BMJ, 2005; 331(7511):267-70
OBJECTIVES: To test the application of statistical methods to detect data fabrication in a clinical trial. SETTING: Data from two clinical trials: a trial of a dietary intervention for cardiovascular disease and a trial of a drug intervention for the same problem. OUTCOME MEASURES: Baseline comparisons of means and variances of cardiovascular risk factors; digit preference overall and its pattern by group. RESULTS: In the dietary intervention trial, variances for 16 of the 22 variables available at baseline were significantly different, and 10 significant differences were seen in means for these variables. Some of these P values were extraordinarily small. Distributions of the final recorded digit were significantly different between the intervention and the control group at baseline for 14/22 variables in the dietary trial. In the drug trial, only five variables were available, and no significant differences between the groups for baseline values in means or variances or digit preference were seen.
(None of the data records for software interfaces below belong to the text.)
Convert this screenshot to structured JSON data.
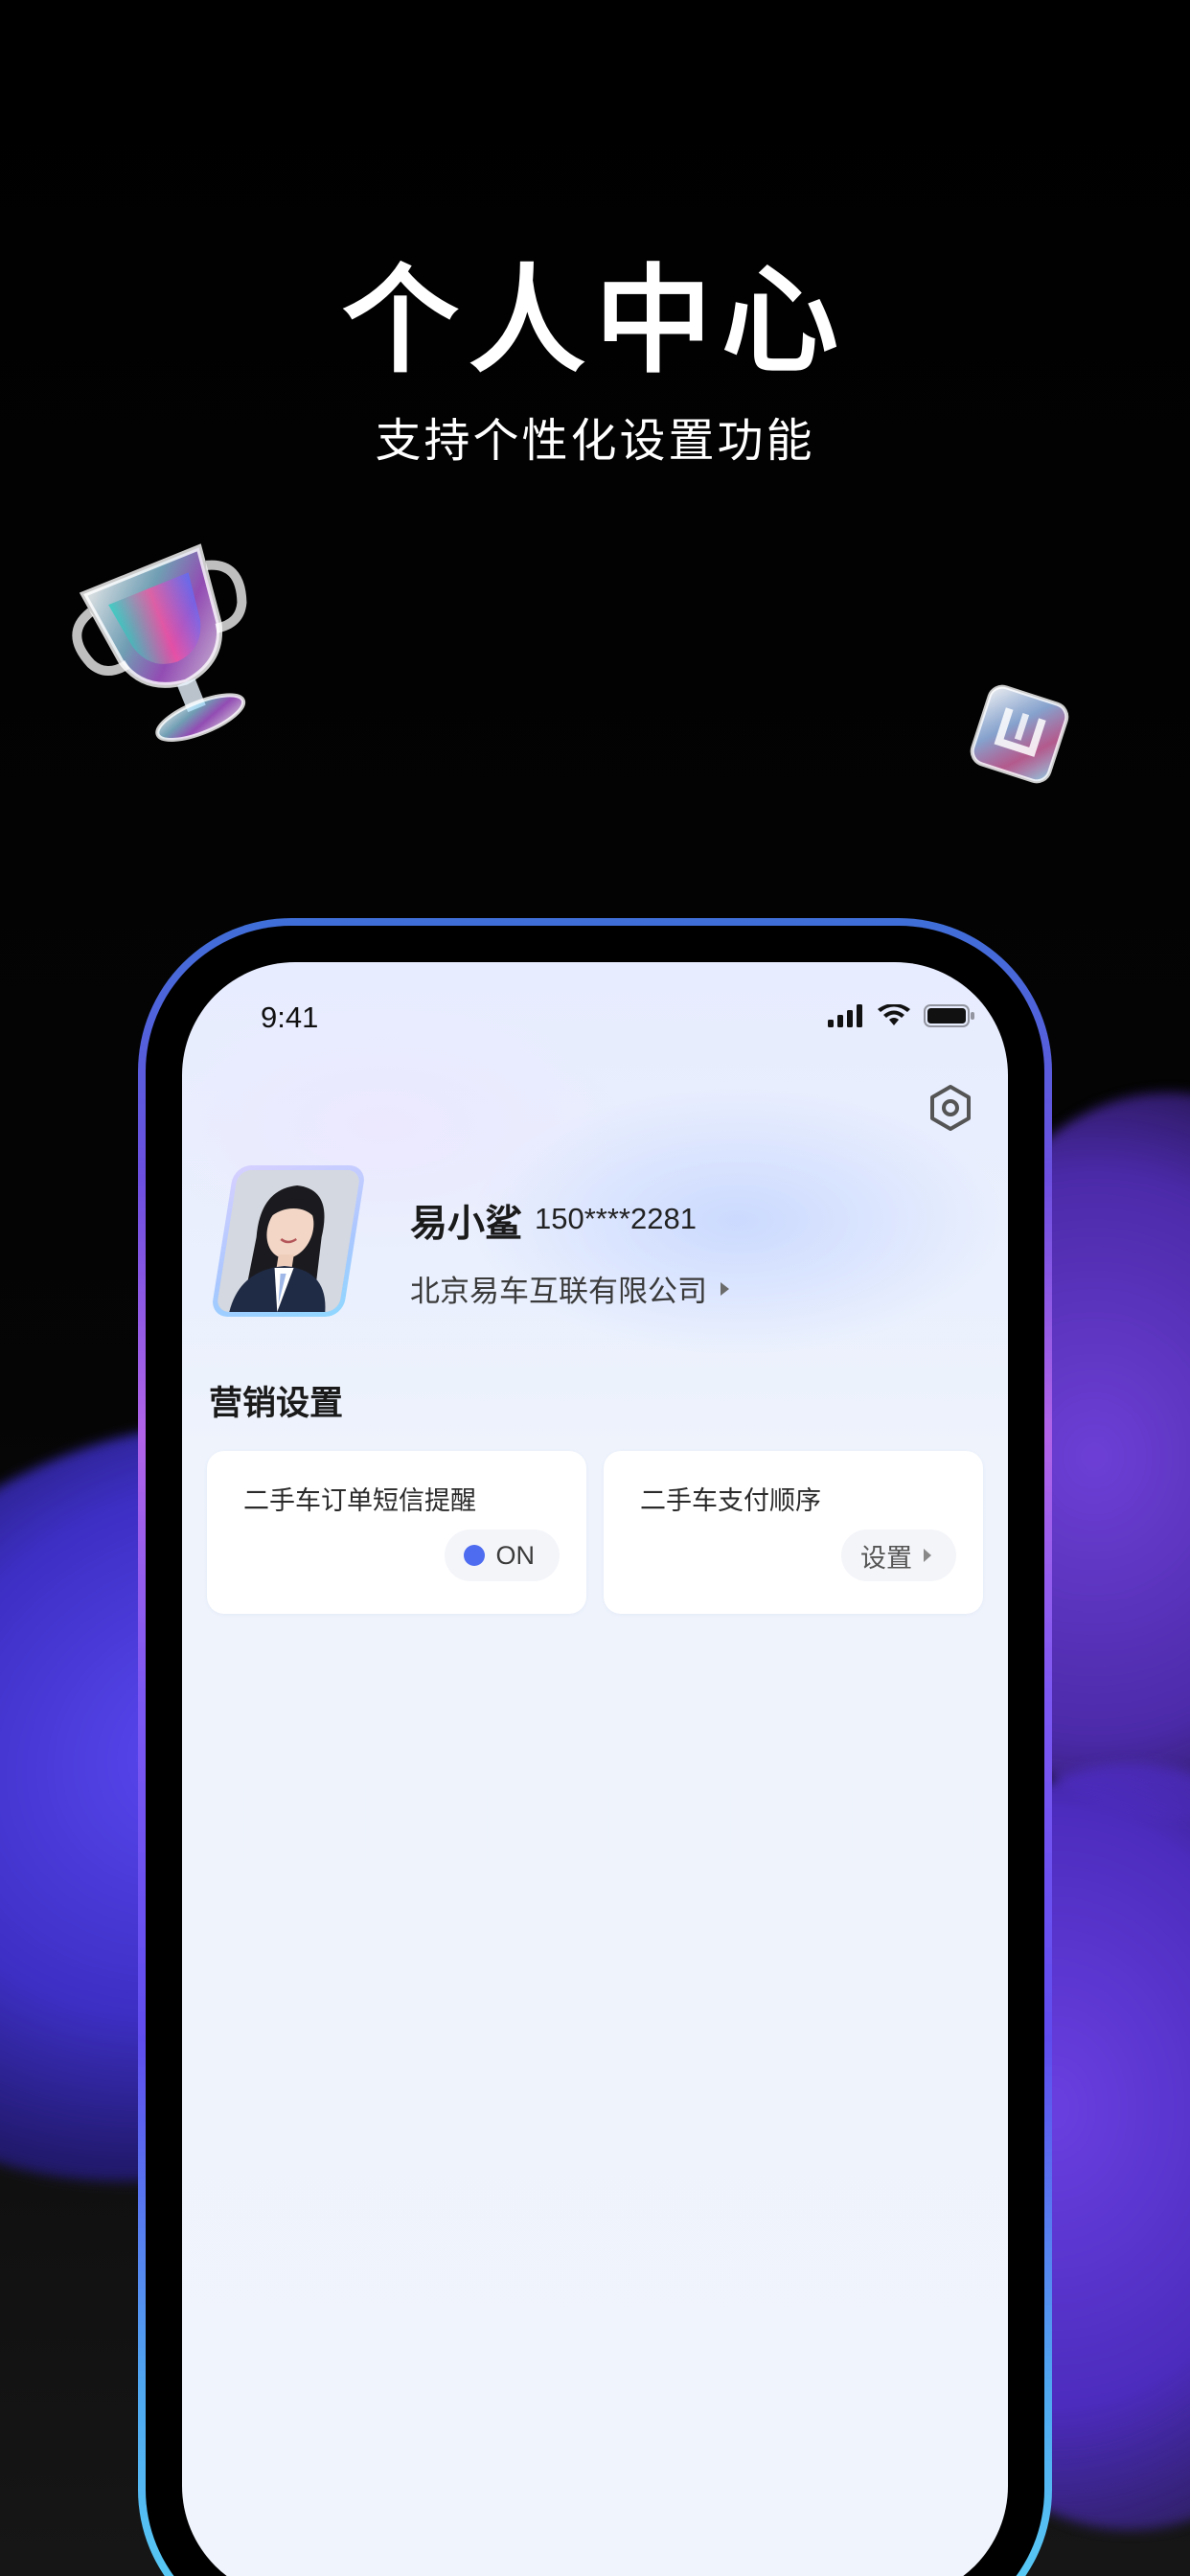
{
  "hero": {
    "title": "个人中心",
    "subtitle": "支持个性化设置功能"
  },
  "status_bar": {
    "time": "9:41",
    "icons": [
      "signal-icon",
      "wifi-icon",
      "battery-icon"
    ]
  },
  "header": {
    "settings_icon": "hexagon-gear-icon"
  },
  "profile": {
    "name": "易小鲨",
    "phone": "150****2281",
    "company": "北京易车互联有限公司"
  },
  "marketing": {
    "section_title": "营销设置",
    "cards": [
      {
        "label": "二手车订单短信提醒",
        "control": "toggle",
        "value": "ON",
        "state": "on"
      },
      {
        "label": "二手车支付顺序",
        "control": "button",
        "value": "设置"
      }
    ]
  },
  "colors": {
    "toggle_on": "#4d6cf0",
    "phone_frame_gradient": [
      "#3f6fd8",
      "#b163e8",
      "#5f4cef",
      "#5ad3f5"
    ],
    "background": "#000000"
  }
}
CONCLUSIONS: Several statistical features of the data from the dietary trial are so strongly suggestive of data fabrication that no other explanation is likely.